__YOUR ASSIGNMENT__.
All records below are to be repeated exactly, with the pictures left out.
EXERCISE INPUT: Begin
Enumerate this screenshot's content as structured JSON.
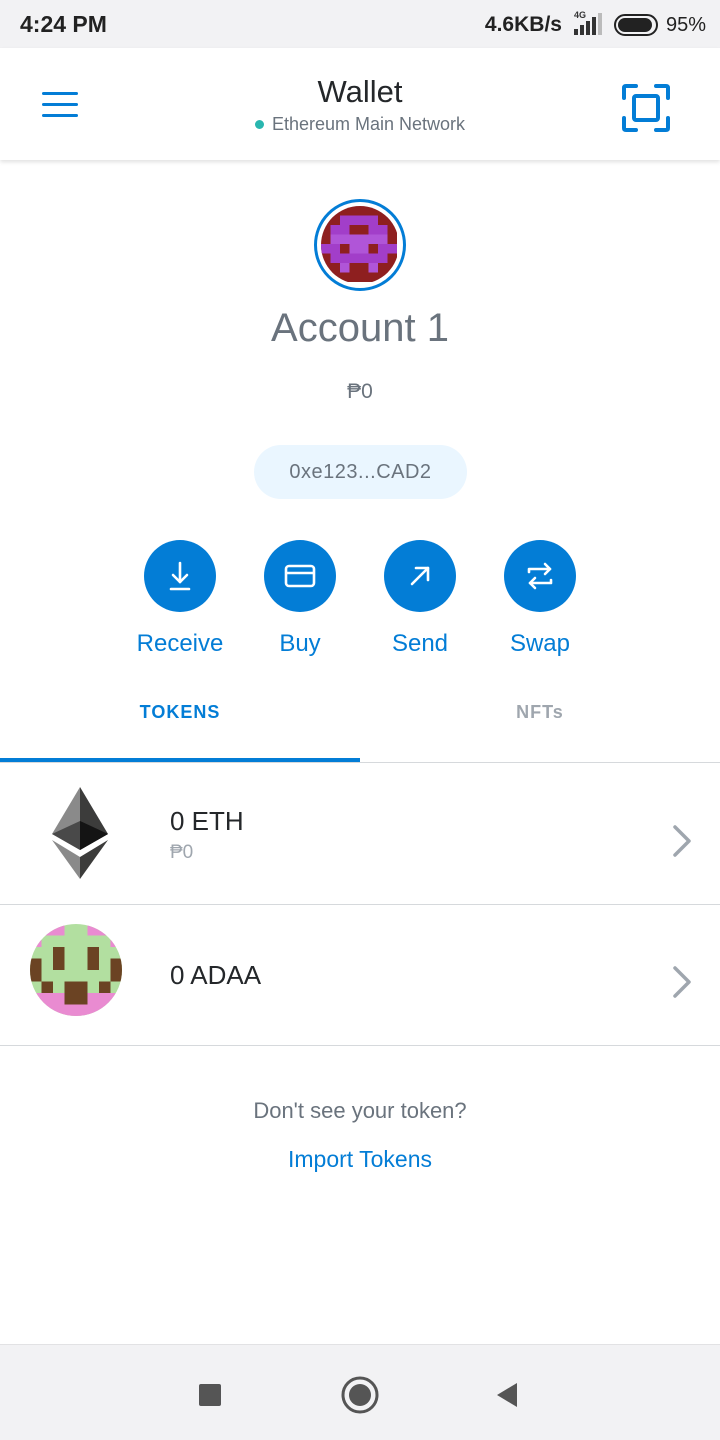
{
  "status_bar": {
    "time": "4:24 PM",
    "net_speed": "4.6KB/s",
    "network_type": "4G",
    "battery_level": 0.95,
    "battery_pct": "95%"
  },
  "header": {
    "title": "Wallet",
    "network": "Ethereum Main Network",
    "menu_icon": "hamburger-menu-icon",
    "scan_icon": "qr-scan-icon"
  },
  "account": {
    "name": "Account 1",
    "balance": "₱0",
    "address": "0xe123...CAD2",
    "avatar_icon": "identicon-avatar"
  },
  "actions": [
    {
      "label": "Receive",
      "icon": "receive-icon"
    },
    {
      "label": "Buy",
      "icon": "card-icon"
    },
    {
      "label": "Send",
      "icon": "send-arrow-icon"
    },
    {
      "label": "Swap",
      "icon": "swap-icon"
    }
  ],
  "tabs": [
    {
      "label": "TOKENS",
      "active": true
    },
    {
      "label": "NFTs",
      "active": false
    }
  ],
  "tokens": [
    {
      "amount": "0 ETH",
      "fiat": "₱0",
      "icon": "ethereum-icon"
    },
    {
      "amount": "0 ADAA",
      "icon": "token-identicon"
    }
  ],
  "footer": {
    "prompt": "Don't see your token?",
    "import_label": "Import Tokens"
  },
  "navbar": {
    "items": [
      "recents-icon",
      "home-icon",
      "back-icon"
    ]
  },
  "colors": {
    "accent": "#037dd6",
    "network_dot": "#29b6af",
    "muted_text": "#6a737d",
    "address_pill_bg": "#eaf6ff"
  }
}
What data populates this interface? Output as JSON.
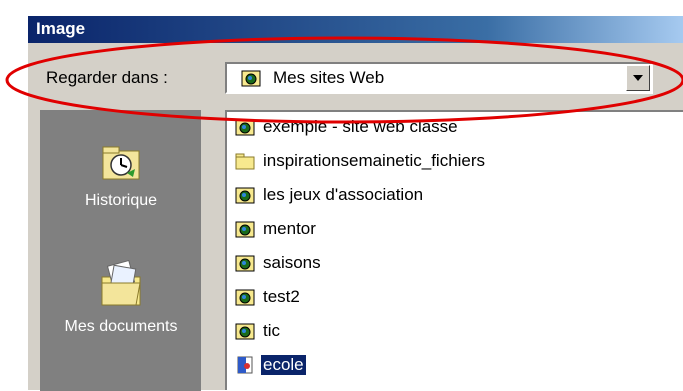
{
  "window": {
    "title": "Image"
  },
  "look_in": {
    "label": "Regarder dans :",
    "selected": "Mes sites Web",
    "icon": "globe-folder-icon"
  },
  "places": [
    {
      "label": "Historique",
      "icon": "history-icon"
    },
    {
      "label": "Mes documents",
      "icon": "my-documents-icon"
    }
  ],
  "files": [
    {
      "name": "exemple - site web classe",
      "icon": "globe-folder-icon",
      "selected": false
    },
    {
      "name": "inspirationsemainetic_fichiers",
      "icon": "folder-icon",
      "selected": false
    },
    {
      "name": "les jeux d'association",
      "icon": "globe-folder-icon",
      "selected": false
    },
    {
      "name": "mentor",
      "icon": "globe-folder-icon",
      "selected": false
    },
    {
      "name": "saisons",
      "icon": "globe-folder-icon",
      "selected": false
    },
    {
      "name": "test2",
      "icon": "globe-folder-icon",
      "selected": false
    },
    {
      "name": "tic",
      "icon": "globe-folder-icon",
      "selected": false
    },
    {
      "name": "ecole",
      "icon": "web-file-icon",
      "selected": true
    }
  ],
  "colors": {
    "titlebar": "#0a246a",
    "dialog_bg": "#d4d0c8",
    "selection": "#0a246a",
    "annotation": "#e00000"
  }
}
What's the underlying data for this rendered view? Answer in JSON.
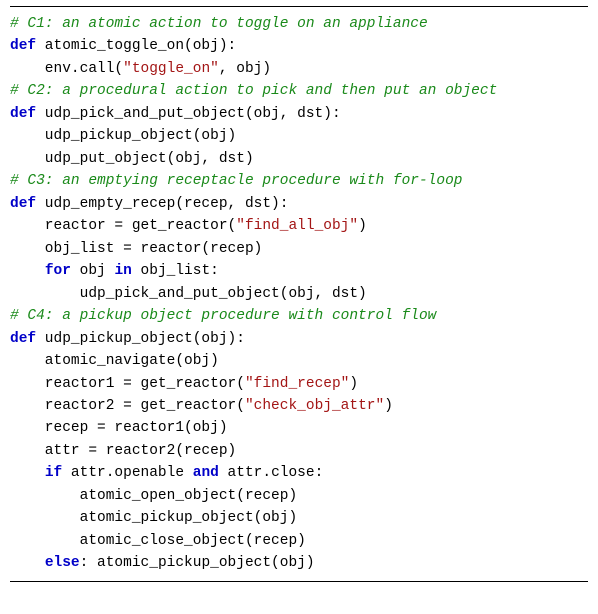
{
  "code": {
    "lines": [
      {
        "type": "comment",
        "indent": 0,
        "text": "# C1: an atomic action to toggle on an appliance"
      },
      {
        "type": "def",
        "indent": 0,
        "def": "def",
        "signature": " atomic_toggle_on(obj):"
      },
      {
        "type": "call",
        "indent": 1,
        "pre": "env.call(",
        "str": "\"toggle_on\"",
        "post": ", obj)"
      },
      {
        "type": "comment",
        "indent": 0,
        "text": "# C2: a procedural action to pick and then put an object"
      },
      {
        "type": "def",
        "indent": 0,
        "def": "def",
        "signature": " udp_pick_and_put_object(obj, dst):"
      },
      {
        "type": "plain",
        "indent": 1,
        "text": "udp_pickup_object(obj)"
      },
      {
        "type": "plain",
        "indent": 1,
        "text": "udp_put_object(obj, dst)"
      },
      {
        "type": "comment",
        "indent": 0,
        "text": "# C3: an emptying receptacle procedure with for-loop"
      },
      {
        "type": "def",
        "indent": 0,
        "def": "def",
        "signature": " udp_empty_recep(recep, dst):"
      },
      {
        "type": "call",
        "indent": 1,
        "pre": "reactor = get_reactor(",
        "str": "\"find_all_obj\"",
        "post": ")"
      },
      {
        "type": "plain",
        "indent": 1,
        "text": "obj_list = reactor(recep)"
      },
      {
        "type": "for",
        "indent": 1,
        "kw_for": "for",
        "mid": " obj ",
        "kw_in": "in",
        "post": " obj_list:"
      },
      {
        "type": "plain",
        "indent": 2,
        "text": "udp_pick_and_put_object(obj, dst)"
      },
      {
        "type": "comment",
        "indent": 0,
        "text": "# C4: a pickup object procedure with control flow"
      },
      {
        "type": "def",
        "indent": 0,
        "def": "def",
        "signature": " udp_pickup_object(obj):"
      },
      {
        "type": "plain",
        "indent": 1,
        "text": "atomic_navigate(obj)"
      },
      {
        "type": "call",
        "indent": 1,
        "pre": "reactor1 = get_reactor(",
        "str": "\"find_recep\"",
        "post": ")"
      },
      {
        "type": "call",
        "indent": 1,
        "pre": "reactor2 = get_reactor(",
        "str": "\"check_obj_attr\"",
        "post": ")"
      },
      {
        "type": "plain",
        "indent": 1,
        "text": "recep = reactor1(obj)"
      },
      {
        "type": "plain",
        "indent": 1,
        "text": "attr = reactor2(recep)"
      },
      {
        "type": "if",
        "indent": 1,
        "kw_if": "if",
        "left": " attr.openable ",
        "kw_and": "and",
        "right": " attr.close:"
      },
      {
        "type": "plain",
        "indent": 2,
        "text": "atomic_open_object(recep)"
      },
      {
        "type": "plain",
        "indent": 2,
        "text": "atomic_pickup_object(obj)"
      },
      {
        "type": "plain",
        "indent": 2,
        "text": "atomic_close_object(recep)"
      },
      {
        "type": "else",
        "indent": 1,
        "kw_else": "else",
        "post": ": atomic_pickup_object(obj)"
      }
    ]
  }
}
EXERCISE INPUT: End
__OUTPUT OF THE EXERCISE__.
Enumerate this screenshot's content as structured JSON.
{
  "status_bar": {
    "time": "4:24 PM",
    "net_speed": "4.6KB/s",
    "network_type": "4G",
    "battery_level": 0.95,
    "battery_pct": "95%"
  },
  "header": {
    "title": "Wallet",
    "network": "Ethereum Main Network",
    "menu_icon": "hamburger-menu-icon",
    "scan_icon": "qr-scan-icon"
  },
  "account": {
    "name": "Account 1",
    "balance": "₱0",
    "address": "0xe123...CAD2",
    "avatar_icon": "identicon-avatar"
  },
  "actions": [
    {
      "label": "Receive",
      "icon": "receive-icon"
    },
    {
      "label": "Buy",
      "icon": "card-icon"
    },
    {
      "label": "Send",
      "icon": "send-arrow-icon"
    },
    {
      "label": "Swap",
      "icon": "swap-icon"
    }
  ],
  "tabs": [
    {
      "label": "TOKENS",
      "active": true
    },
    {
      "label": "NFTs",
      "active": false
    }
  ],
  "tokens": [
    {
      "amount": "0 ETH",
      "fiat": "₱0",
      "icon": "ethereum-icon"
    },
    {
      "amount": "0 ADAA",
      "icon": "token-identicon"
    }
  ],
  "footer": {
    "prompt": "Don't see your token?",
    "import_label": "Import Tokens"
  },
  "navbar": {
    "items": [
      "recents-icon",
      "home-icon",
      "back-icon"
    ]
  },
  "colors": {
    "accent": "#037dd6",
    "network_dot": "#29b6af",
    "muted_text": "#6a737d",
    "address_pill_bg": "#eaf6ff"
  }
}
What data populates this interface? Output as JSON.
{
  "window": {
    "title": "Image"
  },
  "look_in": {
    "label": "Regarder dans :",
    "selected": "Mes sites Web",
    "icon": "globe-folder-icon"
  },
  "places": [
    {
      "label": "Historique",
      "icon": "history-icon"
    },
    {
      "label": "Mes documents",
      "icon": "my-documents-icon"
    }
  ],
  "files": [
    {
      "name": "exemple - site web classe",
      "icon": "globe-folder-icon",
      "selected": false
    },
    {
      "name": "inspirationsemainetic_fichiers",
      "icon": "folder-icon",
      "selected": false
    },
    {
      "name": "les jeux d'association",
      "icon": "globe-folder-icon",
      "selected": false
    },
    {
      "name": "mentor",
      "icon": "globe-folder-icon",
      "selected": false
    },
    {
      "name": "saisons",
      "icon": "globe-folder-icon",
      "selected": false
    },
    {
      "name": "test2",
      "icon": "globe-folder-icon",
      "selected": false
    },
    {
      "name": "tic",
      "icon": "globe-folder-icon",
      "selected": false
    },
    {
      "name": "ecole",
      "icon": "web-file-icon",
      "selected": true
    }
  ],
  "colors": {
    "titlebar": "#0a246a",
    "dialog_bg": "#d4d0c8",
    "selection": "#0a246a",
    "annotation": "#e00000"
  }
}
What's the underlying data for this rendered view? Answer in JSON.
{
  "code": {
    "lines": [
      {
        "type": "comment",
        "indent": 0,
        "text": "# C1: an atomic action to toggle on an appliance"
      },
      {
        "type": "def",
        "indent": 0,
        "def": "def",
        "signature": " atomic_toggle_on(obj):"
      },
      {
        "type": "call",
        "indent": 1,
        "pre": "env.call(",
        "str": "\"toggle_on\"",
        "post": ", obj)"
      },
      {
        "type": "comment",
        "indent": 0,
        "text": "# C2: a procedural action to pick and then put an object"
      },
      {
        "type": "def",
        "indent": 0,
        "def": "def",
        "signature": " udp_pick_and_put_object(obj, dst):"
      },
      {
        "type": "plain",
        "indent": 1,
        "text": "udp_pickup_object(obj)"
      },
      {
        "type": "plain",
        "indent": 1,
        "text": "udp_put_object(obj, dst)"
      },
      {
        "type": "comment",
        "indent": 0,
        "text": "# C3: an emptying receptacle procedure with for-loop"
      },
      {
        "type": "def",
        "indent": 0,
        "def": "def",
        "signature": " udp_empty_recep(recep, dst):"
      },
      {
        "type": "call",
        "indent": 1,
        "pre": "reactor = get_reactor(",
        "str": "\"find_all_obj\"",
        "post": ")"
      },
      {
        "type": "plain",
        "indent": 1,
        "text": "obj_list = reactor(recep)"
      },
      {
        "type": "for",
        "indent": 1,
        "kw_for": "for",
        "mid": " obj ",
        "kw_in": "in",
        "post": " obj_list:"
      },
      {
        "type": "plain",
        "indent": 2,
        "text": "udp_pick_and_put_object(obj, dst)"
      },
      {
        "type": "comment",
        "indent": 0,
        "text": "# C4: a pickup object procedure with control flow"
      },
      {
        "type": "def",
        "indent": 0,
        "def": "def",
        "signature": " udp_pickup_object(obj):"
      },
      {
        "type": "plain",
        "indent": 1,
        "text": "atomic_navigate(obj)"
      },
      {
        "type": "call",
        "indent": 1,
        "pre": "reactor1 = get_reactor(",
        "str": "\"find_recep\"",
        "post": ")"
      },
      {
        "type": "call",
        "indent": 1,
        "pre": "reactor2 = get_reactor(",
        "str": "\"check_obj_attr\"",
        "post": ")"
      },
      {
        "type": "plain",
        "indent": 1,
        "text": "recep = reactor1(obj)"
      },
      {
        "type": "plain",
        "indent": 1,
        "text": "attr = reactor2(recep)"
      },
      {
        "type": "if",
        "indent": 1,
        "kw_if": "if",
        "left": " attr.openable ",
        "kw_and": "and",
        "right": " attr.close:"
      },
      {
        "type": "plain",
        "indent": 2,
        "text": "atomic_open_object(recep)"
      },
      {
        "type": "plain",
        "indent": 2,
        "text": "atomic_pickup_object(obj)"
      },
      {
        "type": "plain",
        "indent": 2,
        "text": "atomic_close_object(recep)"
      },
      {
        "type": "else",
        "indent": 1,
        "kw_else": "else",
        "post": ": atomic_pickup_object(obj)"
      }
    ]
  }
}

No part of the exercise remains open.